### Directions
The number of lines below that contain the word "extra" is all that the answer should hold.

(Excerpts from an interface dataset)

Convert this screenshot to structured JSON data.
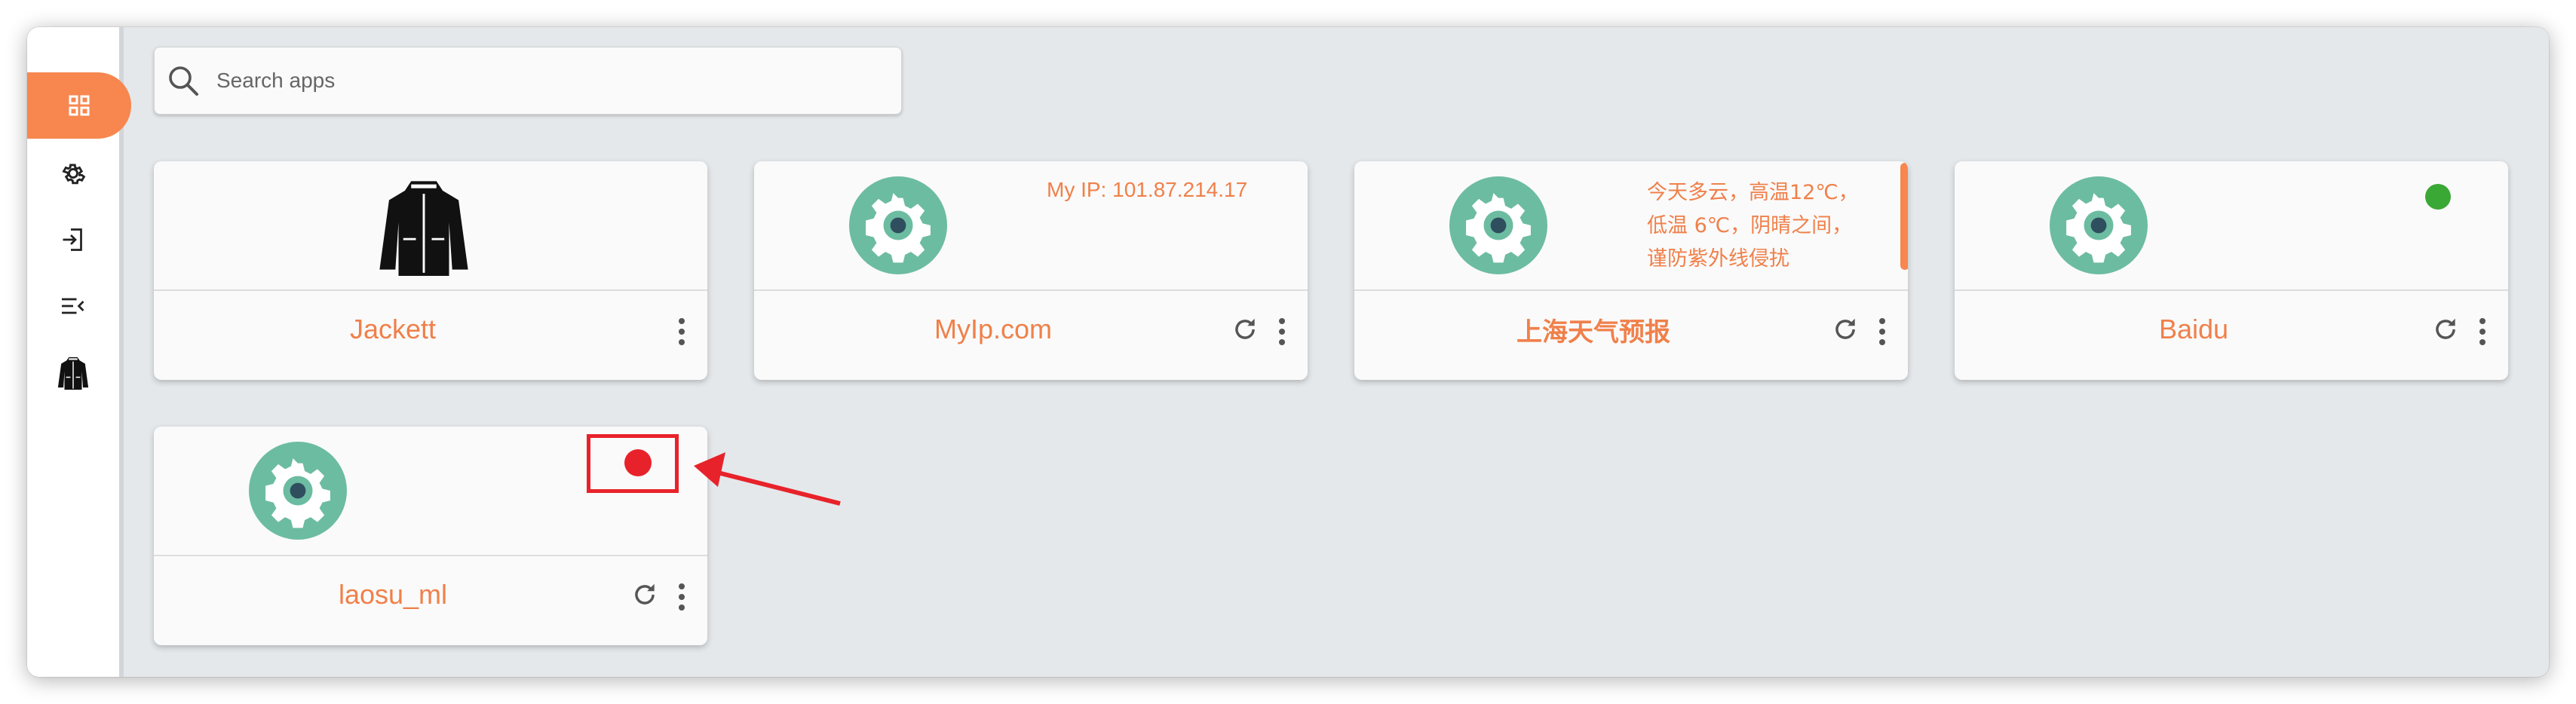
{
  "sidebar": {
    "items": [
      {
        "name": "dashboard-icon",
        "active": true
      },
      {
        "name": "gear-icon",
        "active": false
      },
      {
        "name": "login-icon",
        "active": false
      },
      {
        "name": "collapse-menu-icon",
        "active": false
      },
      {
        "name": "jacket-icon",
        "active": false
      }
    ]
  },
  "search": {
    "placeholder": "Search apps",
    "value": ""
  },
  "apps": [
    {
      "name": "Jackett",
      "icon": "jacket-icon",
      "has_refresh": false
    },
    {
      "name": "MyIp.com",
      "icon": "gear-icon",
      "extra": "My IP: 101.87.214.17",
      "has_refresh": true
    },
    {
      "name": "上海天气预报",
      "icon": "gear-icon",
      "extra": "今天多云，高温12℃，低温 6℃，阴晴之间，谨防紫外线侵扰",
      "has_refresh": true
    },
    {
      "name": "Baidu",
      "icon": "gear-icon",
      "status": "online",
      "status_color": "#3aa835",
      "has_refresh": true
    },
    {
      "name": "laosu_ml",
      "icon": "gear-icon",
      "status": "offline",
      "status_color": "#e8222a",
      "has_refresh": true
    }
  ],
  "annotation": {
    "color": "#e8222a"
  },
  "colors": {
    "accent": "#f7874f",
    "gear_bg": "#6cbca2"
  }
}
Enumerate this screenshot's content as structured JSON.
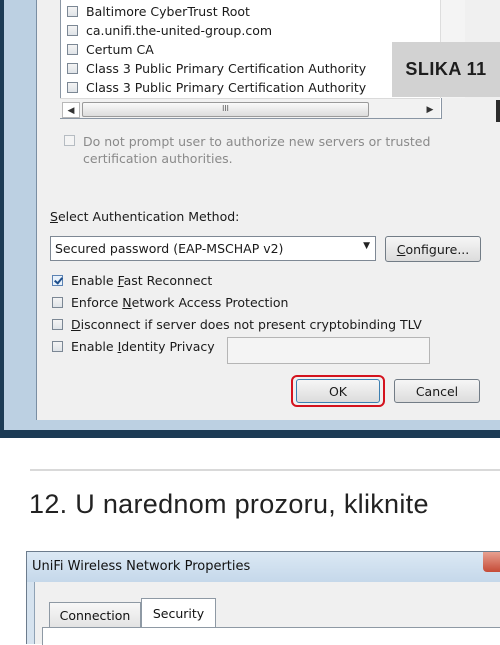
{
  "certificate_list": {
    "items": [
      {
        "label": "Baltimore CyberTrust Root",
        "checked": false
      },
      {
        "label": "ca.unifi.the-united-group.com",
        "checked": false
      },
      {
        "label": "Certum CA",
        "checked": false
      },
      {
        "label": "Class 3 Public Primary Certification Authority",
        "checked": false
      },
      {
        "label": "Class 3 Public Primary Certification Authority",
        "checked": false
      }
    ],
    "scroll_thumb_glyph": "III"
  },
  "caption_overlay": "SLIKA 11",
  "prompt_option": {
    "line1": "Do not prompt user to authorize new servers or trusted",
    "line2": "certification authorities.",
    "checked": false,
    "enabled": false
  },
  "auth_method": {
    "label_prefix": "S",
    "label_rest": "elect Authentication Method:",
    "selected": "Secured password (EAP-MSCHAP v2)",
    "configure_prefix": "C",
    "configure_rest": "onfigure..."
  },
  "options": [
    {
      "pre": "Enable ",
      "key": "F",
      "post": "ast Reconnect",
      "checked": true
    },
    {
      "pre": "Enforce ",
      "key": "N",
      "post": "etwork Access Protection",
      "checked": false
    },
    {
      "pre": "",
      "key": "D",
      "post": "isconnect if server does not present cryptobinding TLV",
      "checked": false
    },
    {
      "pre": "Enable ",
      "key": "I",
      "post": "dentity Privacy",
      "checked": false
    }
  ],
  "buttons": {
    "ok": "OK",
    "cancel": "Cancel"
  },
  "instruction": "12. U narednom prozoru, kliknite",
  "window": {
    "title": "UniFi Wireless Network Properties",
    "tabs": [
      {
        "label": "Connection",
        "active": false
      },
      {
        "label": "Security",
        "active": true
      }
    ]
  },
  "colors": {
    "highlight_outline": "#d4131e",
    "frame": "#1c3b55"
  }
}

### Exercise result
2